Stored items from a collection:

────────────────────────────────────────

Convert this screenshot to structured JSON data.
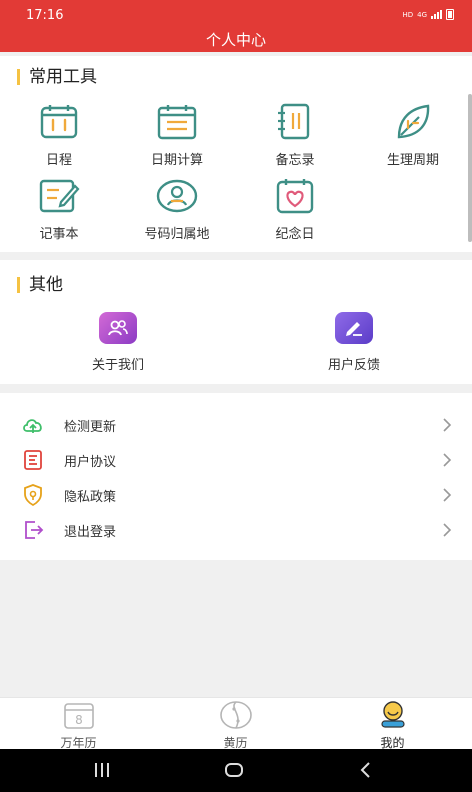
{
  "status_bar": {
    "time": "17:16",
    "network_hd": "HD",
    "network_4g": "4G"
  },
  "header": {
    "title": "个人中心"
  },
  "tools": {
    "title": "常用工具",
    "items": [
      {
        "label": "日程",
        "icon": "schedule-icon"
      },
      {
        "label": "日期计算",
        "icon": "date-calc-icon"
      },
      {
        "label": "备忘录",
        "icon": "memo-icon"
      },
      {
        "label": "生理周期",
        "icon": "leaf-icon"
      },
      {
        "label": "记事本",
        "icon": "notebook-icon"
      },
      {
        "label": "号码归属地",
        "icon": "location-icon"
      },
      {
        "label": "纪念日",
        "icon": "anniversary-icon"
      }
    ]
  },
  "other": {
    "title": "其他",
    "items": [
      {
        "label": "关于我们",
        "icon": "about-us-icon",
        "color": "#b64fc8"
      },
      {
        "label": "用户反馈",
        "icon": "feedback-icon",
        "color": "#7a55d6"
      }
    ]
  },
  "menu": [
    {
      "label": "检测更新",
      "icon": "cloud-upload-icon",
      "color": "#3fbf6a"
    },
    {
      "label": "用户协议",
      "icon": "agreement-icon",
      "color": "#e0443c"
    },
    {
      "label": "隐私政策",
      "icon": "privacy-shield-icon",
      "color": "#e6a21a"
    },
    {
      "label": "退出登录",
      "icon": "logout-icon",
      "color": "#b04fcb"
    }
  ],
  "tabbar": [
    {
      "label": "万年历",
      "icon": "calendar-tab-icon",
      "badge": "8",
      "active": false
    },
    {
      "label": "黄历",
      "icon": "yinyang-tab-icon",
      "active": false
    },
    {
      "label": "我的",
      "icon": "profile-tab-icon",
      "active": true
    }
  ],
  "colors": {
    "header": "#e23a36",
    "accent_bar": "#f5c242",
    "tool_icon": "#3e8f86"
  }
}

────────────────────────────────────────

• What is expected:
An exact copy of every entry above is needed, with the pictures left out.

• Solution for this problem:
Convert this screenshot to structured JSON data.
{
  "status_bar": {
    "time": "17:16",
    "network_hd": "HD",
    "network_4g": "4G"
  },
  "header": {
    "title": "个人中心"
  },
  "tools": {
    "title": "常用工具",
    "items": [
      {
        "label": "日程",
        "icon": "schedule-icon"
      },
      {
        "label": "日期计算",
        "icon": "date-calc-icon"
      },
      {
        "label": "备忘录",
        "icon": "memo-icon"
      },
      {
        "label": "生理周期",
        "icon": "leaf-icon"
      },
      {
        "label": "记事本",
        "icon": "notebook-icon"
      },
      {
        "label": "号码归属地",
        "icon": "location-icon"
      },
      {
        "label": "纪念日",
        "icon": "anniversary-icon"
      }
    ]
  },
  "other": {
    "title": "其他",
    "items": [
      {
        "label": "关于我们",
        "icon": "about-us-icon",
        "color": "#b64fc8"
      },
      {
        "label": "用户反馈",
        "icon": "feedback-icon",
        "color": "#7a55d6"
      }
    ]
  },
  "menu": [
    {
      "label": "检测更新",
      "icon": "cloud-upload-icon",
      "color": "#3fbf6a"
    },
    {
      "label": "用户协议",
      "icon": "agreement-icon",
      "color": "#e0443c"
    },
    {
      "label": "隐私政策",
      "icon": "privacy-shield-icon",
      "color": "#e6a21a"
    },
    {
      "label": "退出登录",
      "icon": "logout-icon",
      "color": "#b04fcb"
    }
  ],
  "tabbar": [
    {
      "label": "万年历",
      "icon": "calendar-tab-icon",
      "badge": "8",
      "active": false
    },
    {
      "label": "黄历",
      "icon": "yinyang-tab-icon",
      "active": false
    },
    {
      "label": "我的",
      "icon": "profile-tab-icon",
      "active": true
    }
  ],
  "colors": {
    "header": "#e23a36",
    "accent_bar": "#f5c242",
    "tool_icon": "#3e8f86"
  }
}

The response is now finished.